[How to complete this task]
Can you pull out each line of the data below that includes the word "JSON"?

================

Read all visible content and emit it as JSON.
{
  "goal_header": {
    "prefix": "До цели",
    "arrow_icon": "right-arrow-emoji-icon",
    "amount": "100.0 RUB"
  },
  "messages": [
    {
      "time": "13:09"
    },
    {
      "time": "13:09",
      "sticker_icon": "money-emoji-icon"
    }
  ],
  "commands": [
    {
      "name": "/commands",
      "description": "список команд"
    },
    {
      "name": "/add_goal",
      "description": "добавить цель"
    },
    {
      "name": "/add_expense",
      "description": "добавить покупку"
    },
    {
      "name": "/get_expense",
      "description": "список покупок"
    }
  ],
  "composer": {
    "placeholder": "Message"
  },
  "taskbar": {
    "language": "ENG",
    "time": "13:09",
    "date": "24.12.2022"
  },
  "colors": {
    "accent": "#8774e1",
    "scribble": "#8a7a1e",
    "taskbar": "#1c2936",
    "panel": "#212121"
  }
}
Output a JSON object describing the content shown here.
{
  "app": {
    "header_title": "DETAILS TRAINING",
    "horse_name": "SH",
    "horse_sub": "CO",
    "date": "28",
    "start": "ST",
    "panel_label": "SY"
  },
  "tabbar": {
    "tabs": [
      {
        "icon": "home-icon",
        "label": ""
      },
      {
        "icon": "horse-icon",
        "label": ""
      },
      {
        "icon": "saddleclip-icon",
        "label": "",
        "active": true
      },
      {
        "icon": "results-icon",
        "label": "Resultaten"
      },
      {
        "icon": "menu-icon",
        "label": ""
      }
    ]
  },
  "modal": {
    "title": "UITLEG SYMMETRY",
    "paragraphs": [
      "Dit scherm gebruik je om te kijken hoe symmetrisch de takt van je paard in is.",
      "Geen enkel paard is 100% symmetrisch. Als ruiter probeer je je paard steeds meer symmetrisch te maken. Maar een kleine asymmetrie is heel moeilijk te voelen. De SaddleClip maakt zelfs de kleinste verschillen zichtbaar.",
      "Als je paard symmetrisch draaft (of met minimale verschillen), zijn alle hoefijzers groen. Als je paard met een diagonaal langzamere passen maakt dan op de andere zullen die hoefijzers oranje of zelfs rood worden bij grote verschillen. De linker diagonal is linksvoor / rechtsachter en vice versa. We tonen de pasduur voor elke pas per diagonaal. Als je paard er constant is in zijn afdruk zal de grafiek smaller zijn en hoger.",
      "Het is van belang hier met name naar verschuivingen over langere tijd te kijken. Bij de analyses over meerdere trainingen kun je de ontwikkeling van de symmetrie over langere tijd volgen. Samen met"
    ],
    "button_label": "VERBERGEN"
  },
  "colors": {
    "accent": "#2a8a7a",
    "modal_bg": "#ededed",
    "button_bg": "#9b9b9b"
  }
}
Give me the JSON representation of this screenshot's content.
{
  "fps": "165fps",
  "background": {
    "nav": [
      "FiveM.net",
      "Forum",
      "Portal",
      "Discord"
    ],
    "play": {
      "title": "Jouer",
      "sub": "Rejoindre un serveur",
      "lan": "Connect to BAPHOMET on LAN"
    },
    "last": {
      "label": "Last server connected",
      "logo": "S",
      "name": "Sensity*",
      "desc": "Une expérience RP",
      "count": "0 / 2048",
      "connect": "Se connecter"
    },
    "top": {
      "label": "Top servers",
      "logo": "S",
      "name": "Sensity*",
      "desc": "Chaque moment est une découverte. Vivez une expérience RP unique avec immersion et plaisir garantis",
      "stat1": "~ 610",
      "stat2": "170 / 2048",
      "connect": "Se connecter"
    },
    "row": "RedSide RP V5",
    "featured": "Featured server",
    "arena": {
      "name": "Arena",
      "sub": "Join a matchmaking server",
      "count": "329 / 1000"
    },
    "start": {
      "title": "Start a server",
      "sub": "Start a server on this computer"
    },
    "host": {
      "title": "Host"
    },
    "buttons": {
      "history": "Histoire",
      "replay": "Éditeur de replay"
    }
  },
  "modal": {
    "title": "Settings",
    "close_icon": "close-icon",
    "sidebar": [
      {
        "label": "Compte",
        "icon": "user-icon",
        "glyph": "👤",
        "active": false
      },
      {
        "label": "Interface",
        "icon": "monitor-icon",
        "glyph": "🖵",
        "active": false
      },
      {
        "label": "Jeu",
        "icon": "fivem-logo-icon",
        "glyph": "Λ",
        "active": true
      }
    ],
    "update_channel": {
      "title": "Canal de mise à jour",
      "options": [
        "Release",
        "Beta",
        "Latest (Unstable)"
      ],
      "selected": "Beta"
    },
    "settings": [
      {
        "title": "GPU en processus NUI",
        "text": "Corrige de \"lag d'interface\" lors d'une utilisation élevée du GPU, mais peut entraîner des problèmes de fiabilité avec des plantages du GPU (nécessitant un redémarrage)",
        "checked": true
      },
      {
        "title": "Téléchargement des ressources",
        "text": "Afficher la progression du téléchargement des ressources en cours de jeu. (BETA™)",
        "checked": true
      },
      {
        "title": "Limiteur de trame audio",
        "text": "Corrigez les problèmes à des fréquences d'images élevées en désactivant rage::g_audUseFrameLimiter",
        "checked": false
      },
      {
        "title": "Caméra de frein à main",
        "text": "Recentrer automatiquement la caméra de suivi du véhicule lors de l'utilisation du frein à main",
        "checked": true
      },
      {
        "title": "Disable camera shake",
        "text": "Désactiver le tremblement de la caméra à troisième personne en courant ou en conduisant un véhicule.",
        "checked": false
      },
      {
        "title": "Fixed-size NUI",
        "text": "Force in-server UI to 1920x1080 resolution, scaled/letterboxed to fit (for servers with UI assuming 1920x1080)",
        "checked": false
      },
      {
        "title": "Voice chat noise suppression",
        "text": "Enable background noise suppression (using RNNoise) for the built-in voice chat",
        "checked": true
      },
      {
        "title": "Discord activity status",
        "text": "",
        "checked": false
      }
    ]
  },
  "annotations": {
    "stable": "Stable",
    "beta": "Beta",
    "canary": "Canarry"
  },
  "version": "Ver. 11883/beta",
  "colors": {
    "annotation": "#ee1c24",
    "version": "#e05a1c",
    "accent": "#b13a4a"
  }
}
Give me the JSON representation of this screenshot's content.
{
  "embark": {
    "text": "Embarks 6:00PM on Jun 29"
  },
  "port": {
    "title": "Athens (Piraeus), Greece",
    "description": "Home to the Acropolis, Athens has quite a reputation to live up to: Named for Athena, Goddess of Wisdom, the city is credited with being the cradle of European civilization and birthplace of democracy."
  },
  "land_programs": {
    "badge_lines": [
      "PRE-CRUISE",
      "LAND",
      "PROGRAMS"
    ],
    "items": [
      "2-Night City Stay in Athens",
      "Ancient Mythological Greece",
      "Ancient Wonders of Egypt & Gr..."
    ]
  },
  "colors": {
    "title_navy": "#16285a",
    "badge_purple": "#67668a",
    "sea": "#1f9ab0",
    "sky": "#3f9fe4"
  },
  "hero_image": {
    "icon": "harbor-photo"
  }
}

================

[Written answer]
Read all visible content and emit it as JSON.
Output a JSON object describing the content shown here.
Give me the JSON representation of this screenshot's content.
Give me the JSON representation of this screenshot's content.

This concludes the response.